_EXTRACTED RECORDS:_
[Start of Attachment]

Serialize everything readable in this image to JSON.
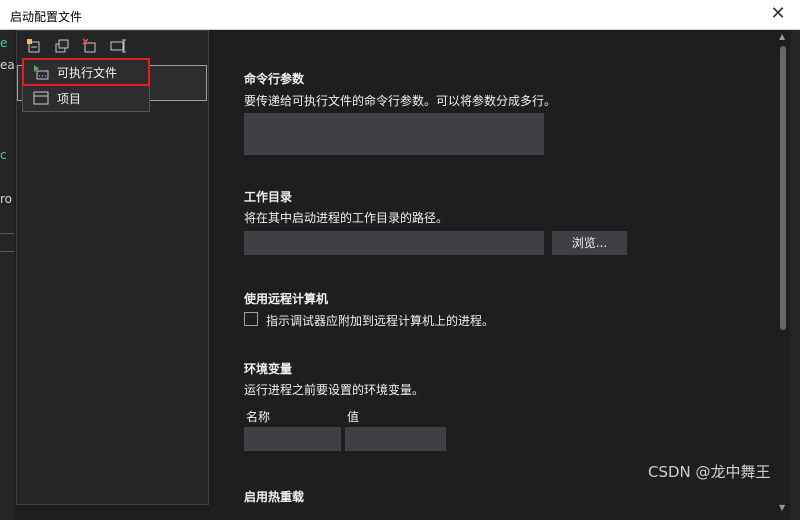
{
  "window": {
    "title": "启动配置文件",
    "close_glyph": "✕"
  },
  "background_fragments": [
    "e",
    "ea",
    "c",
    "ro"
  ],
  "toolbar": {
    "icons": [
      "new-profile-icon",
      "copy-profile-icon",
      "delete-profile-icon",
      "rename-profile-icon"
    ]
  },
  "menu": {
    "items": [
      {
        "label": "可执行文件",
        "icon": "executable-icon"
      },
      {
        "label": "项目",
        "icon": "project-icon"
      }
    ]
  },
  "sections": {
    "cmd": {
      "title": "命令行参数",
      "desc": "要传递给可执行文件的命令行参数。可以将参数分成多行。"
    },
    "workdir": {
      "title": "工作目录",
      "desc": "将在其中启动进程的工作目录的路径。",
      "browse_label": "浏览..."
    },
    "remote": {
      "title": "使用远程计算机",
      "checkbox_label": "指示调试器应附加到远程计算机上的进程。"
    },
    "env": {
      "title": "环境变量",
      "desc": "运行进程之前要设置的环境变量。",
      "col_name": "名称",
      "col_value": "值"
    },
    "hotreload": {
      "title": "启用热重载"
    }
  },
  "watermark": "CSDN @龙中舞王",
  "colors": {
    "highlight_border": "#e02020",
    "background": "#1e1e1e",
    "input": "#3f3f46"
  }
}
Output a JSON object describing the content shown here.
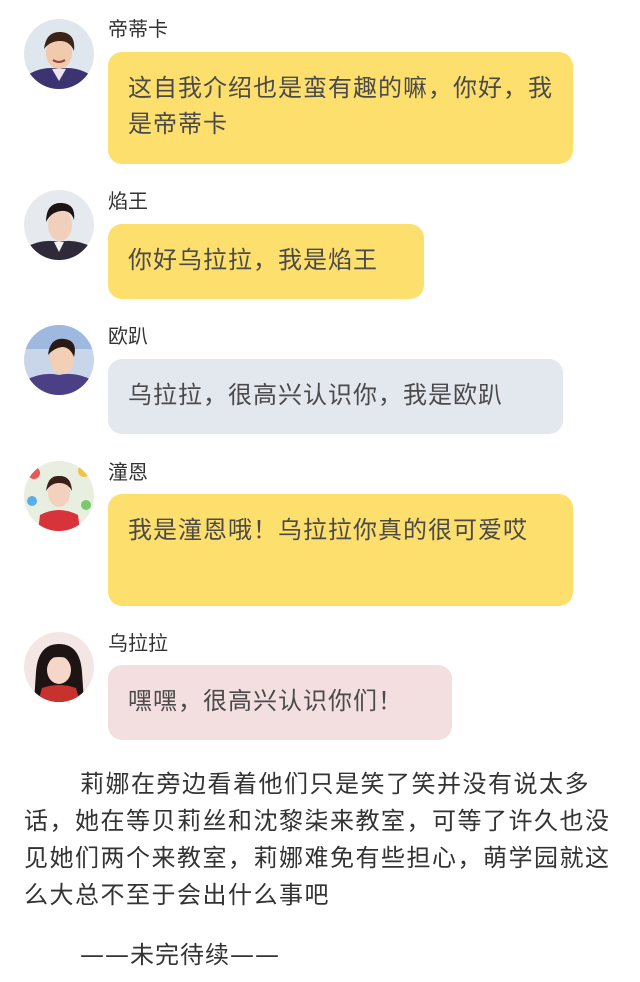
{
  "messages": [
    {
      "speaker": "帝蒂卡",
      "text": "这自我介绍也是蛮有趣的嘛，你好，我是帝蒂卡",
      "bubble_color": "#fddf6e",
      "avatar": "avatar-ditika"
    },
    {
      "speaker": "焰王",
      "text": "你好乌拉拉，我是焰王",
      "bubble_color": "#fddf6e",
      "avatar": "avatar-yanwang"
    },
    {
      "speaker": "欧趴",
      "text": "乌拉拉，很高兴认识你，我是欧趴",
      "bubble_color": "#e3e7ee",
      "avatar": "avatar-oupa"
    },
    {
      "speaker": "潼恩",
      "text": "我是潼恩哦！乌拉拉你真的很可爱哎",
      "bubble_color": "#fddf6e",
      "avatar": "avatar-tongen"
    },
    {
      "speaker": "乌拉拉",
      "text": "嘿嘿，很高兴认识你们！",
      "bubble_color": "#f4dfe0",
      "avatar": "avatar-wulala"
    }
  ],
  "narration": "莉娜在旁边看着他们只是笑了笑并没有说太多话，她在等贝莉丝和沈黎柒来教室，可等了许久也没见她们两个来教室，莉娜难免有些担心，萌学园就这么大总不至于会出什么事吧",
  "ending": "——未完待续——"
}
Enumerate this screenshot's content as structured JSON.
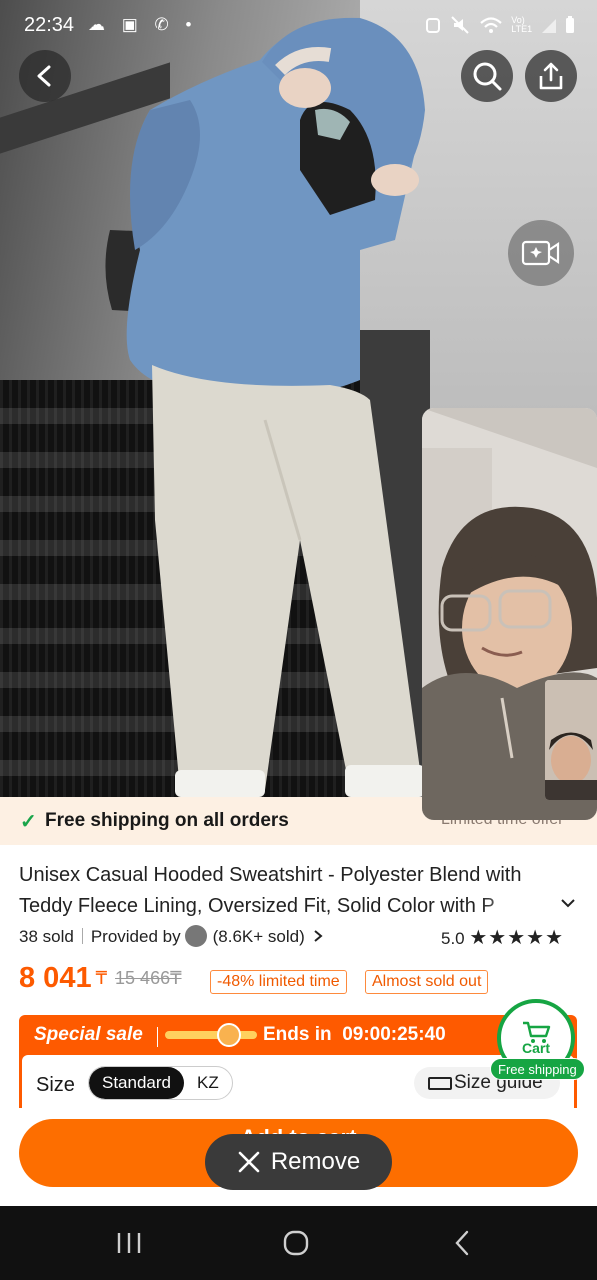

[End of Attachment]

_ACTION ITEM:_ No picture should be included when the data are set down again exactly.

_TASK OUTPUT:_
Serialize everything readable in this image to JSON.
{
  "window": {
    "title": "启动配置文件",
    "close_glyph": "✕"
  },
  "background_fragments": [
    "e",
    "ea",
    "c",
    "ro"
  ],
  "toolbar": {
    "icons": [
      "new-profile-icon",
      "copy-profile-icon",
      "delete-profile-icon",
      "rename-profile-icon"
    ]
  },
  "menu": {
    "items": [
      {
        "label": "可执行文件",
        "icon": "executable-icon"
      },
      {
        "label": "项目",
        "icon": "project-icon"
      }
    ]
  },
  "sections": {
    "cmd": {
      "title": "命令行参数",
      "desc": "要传递给可执行文件的命令行参数。可以将参数分成多行。"
    },
    "workdir": {
      "title": "工作目录",
      "desc": "将在其中启动进程的工作目录的路径。",
      "browse_label": "浏览..."
    },
    "remote": {
      "title": "使用远程计算机",
      "checkbox_label": "指示调试器应附加到远程计算机上的进程。"
    },
    "env": {
      "title": "环境变量",
      "desc": "运行进程之前要设置的环境变量。",
      "col_name": "名称",
      "col_value": "值"
    },
    "hotreload": {
      "title": "启用热重载"
    }
  },
  "watermark": "CSDN @龙中舞王",
  "colors": {
    "highlight_border": "#e02020",
    "background": "#1e1e1e",
    "input": "#3f3f46"
  }
}
Output a JSON object describing the content shown here.
{
  "messages": [
    {
      "speaker": "帝蒂卡",
      "text": "这自我介绍也是蛮有趣的嘛，你好，我是帝蒂卡",
      "bubble_color": "#fddf6e",
      "avatar": "avatar-ditika"
    },
    {
      "speaker": "焰王",
      "text": "你好乌拉拉，我是焰王",
      "bubble_color": "#fddf6e",
      "avatar": "avatar-yanwang"
    },
    {
      "speaker": "欧趴",
      "text": "乌拉拉，很高兴认识你，我是欧趴",
      "bubble_color": "#e3e7ee",
      "avatar": "avatar-oupa"
    },
    {
      "speaker": "潼恩",
      "text": "我是潼恩哦！乌拉拉你真的很可爱哎",
      "bubble_color": "#fddf6e",
      "avatar": "avatar-tongen"
    },
    {
      "speaker": "乌拉拉",
      "text": "嘿嘿，很高兴认识你们！",
      "bubble_color": "#f4dfe0",
      "avatar": "avatar-wulala"
    }
  ],
  "narration": "莉娜在旁边看着他们只是笑了笑并没有说太多话，她在等贝莉丝和沈黎柒来教室，可等了许久也没见她们两个来教室，莉娜难免有些担心，萌学园就这么大总不至于会出什么事吧",
  "ending": "——未完待续——"
}
Enumerate this screenshot's content as structured JSON.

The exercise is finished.